Infamous needs to come back; it is irrelevant whether Sucker Punch develops it or another studio takes the reigns. One glance at modern media is all it takes to see just how popular dark and gritty superhero tales have become. Shows like Invincible and The Boys are sitting on top of the charts, and game studios are lining up down the street to make games like Wonder Woman, Gotham Knights, Wolverine and Suicide Squad: Kill the Justice League – the world is ready for the return of Deslin Rowe!
To make Infamous competitive in the current video game market, a new title would need to take advantage of its already original and highly engaging narrative – perhaps with just a new location to keep it fresh. Let’s play as superhumans around the world in interesting places, telling meaningful stories with new characters and exciting new abilities.
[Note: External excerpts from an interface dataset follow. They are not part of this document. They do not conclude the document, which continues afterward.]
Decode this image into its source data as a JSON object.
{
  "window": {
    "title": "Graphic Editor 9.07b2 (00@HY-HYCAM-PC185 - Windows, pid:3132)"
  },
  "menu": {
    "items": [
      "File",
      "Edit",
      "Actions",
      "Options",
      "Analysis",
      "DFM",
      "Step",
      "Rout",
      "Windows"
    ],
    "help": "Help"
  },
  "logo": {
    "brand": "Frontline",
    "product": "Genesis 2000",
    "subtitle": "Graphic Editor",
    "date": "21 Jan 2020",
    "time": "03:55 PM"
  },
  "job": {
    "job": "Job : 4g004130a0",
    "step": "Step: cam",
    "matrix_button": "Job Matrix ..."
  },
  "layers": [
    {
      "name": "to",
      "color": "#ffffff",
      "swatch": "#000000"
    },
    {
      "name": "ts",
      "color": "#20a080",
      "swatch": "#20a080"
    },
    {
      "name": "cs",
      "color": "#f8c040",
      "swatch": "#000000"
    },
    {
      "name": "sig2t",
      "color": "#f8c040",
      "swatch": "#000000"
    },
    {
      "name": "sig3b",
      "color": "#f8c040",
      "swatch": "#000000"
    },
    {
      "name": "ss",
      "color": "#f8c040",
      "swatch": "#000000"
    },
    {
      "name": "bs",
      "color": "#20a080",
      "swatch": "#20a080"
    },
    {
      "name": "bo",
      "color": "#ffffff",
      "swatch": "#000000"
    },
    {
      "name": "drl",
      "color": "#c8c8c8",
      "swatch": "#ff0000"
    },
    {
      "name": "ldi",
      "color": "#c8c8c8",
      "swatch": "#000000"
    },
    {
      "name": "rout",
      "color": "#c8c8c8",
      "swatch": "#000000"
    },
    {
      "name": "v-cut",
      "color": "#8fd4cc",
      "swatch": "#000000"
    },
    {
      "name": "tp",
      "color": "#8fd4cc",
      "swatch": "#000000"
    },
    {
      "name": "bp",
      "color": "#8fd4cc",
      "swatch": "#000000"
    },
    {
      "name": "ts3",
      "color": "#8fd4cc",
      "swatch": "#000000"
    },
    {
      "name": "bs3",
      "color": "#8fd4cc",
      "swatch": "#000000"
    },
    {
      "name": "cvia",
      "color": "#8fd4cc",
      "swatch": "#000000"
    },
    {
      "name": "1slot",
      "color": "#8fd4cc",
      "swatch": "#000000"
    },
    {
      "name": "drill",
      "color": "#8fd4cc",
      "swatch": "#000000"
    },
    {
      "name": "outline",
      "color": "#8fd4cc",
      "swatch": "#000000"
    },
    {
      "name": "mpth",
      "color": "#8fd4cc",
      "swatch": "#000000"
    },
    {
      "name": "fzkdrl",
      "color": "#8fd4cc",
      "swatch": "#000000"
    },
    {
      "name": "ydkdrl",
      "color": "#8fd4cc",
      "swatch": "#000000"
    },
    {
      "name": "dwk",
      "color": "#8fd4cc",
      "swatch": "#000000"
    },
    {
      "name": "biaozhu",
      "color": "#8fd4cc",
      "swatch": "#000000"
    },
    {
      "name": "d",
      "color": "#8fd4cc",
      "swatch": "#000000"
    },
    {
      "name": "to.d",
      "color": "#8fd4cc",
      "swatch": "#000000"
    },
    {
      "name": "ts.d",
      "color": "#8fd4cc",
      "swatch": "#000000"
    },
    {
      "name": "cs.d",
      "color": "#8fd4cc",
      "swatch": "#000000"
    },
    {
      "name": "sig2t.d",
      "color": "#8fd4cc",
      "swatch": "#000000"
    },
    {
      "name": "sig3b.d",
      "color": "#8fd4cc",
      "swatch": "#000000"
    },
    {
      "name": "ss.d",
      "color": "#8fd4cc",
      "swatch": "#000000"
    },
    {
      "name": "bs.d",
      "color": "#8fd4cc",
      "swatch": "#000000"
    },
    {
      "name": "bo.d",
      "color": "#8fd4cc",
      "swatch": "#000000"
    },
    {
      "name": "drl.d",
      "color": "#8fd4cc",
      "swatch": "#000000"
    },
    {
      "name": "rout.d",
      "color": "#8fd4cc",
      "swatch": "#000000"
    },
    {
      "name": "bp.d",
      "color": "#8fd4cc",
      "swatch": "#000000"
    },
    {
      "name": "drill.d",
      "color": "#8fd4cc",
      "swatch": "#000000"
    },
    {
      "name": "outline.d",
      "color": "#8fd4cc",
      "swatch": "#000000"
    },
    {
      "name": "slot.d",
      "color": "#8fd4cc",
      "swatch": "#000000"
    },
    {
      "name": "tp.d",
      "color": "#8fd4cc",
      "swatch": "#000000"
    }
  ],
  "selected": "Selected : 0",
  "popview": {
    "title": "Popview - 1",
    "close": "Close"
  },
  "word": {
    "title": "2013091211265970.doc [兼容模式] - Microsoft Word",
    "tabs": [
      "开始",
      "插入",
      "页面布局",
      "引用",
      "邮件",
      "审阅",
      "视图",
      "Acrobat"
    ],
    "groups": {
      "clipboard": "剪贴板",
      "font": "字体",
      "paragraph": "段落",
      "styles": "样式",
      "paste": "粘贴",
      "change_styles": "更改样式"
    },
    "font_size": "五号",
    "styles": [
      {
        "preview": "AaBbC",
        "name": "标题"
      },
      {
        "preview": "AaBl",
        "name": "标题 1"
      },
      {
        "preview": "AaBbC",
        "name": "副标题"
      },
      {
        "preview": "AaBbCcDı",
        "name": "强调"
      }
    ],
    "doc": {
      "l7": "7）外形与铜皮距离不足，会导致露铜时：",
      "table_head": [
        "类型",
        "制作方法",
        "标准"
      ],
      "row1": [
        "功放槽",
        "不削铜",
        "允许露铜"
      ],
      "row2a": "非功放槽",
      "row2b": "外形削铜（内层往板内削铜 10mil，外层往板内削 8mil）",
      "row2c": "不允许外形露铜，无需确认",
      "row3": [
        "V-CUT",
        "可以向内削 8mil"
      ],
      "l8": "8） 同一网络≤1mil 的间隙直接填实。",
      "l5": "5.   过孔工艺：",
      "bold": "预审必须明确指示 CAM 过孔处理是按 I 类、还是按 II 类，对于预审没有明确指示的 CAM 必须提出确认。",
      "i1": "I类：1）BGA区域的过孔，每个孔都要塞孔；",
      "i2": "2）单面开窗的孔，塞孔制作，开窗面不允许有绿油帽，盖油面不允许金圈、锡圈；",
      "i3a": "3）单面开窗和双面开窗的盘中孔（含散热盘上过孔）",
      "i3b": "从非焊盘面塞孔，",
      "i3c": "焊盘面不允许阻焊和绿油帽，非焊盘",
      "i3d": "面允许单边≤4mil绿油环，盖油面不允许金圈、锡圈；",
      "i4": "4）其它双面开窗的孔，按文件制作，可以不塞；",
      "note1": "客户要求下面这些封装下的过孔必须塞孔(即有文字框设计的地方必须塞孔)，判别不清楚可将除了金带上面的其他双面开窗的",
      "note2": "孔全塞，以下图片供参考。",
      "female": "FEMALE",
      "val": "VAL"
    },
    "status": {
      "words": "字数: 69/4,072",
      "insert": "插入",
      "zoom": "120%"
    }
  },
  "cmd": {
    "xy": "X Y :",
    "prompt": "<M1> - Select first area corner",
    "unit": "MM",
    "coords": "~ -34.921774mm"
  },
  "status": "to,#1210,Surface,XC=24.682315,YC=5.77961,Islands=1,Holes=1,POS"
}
Sucker Punch has already laid out a clean model for a successful game in Ghost of Tsushima, with its balance of single-player and multiplayer perfectly translating over to a new Infamous title. An emotional, engaging story backed up by a fun, cooperative multiplayer mode is everything the series needs to become a must-have in anyone’s collection.
Unfortunately, Sucker Punch has not revealed their future development plans yet, and are likely only very early in development in their next project, whatever that might become.
So that’s it; while we might never see these ideas come to fruition, it doesn’t hurt to dream, right? Besides, these studios aren’t going anywhere, and their IPs are never really gone for good. For now, let’s enjoy the games we have, and we can hold out hope these series come back in some shape or form.
If I’m being honest, though, I don’t think we’ll ever see Lost Planet again.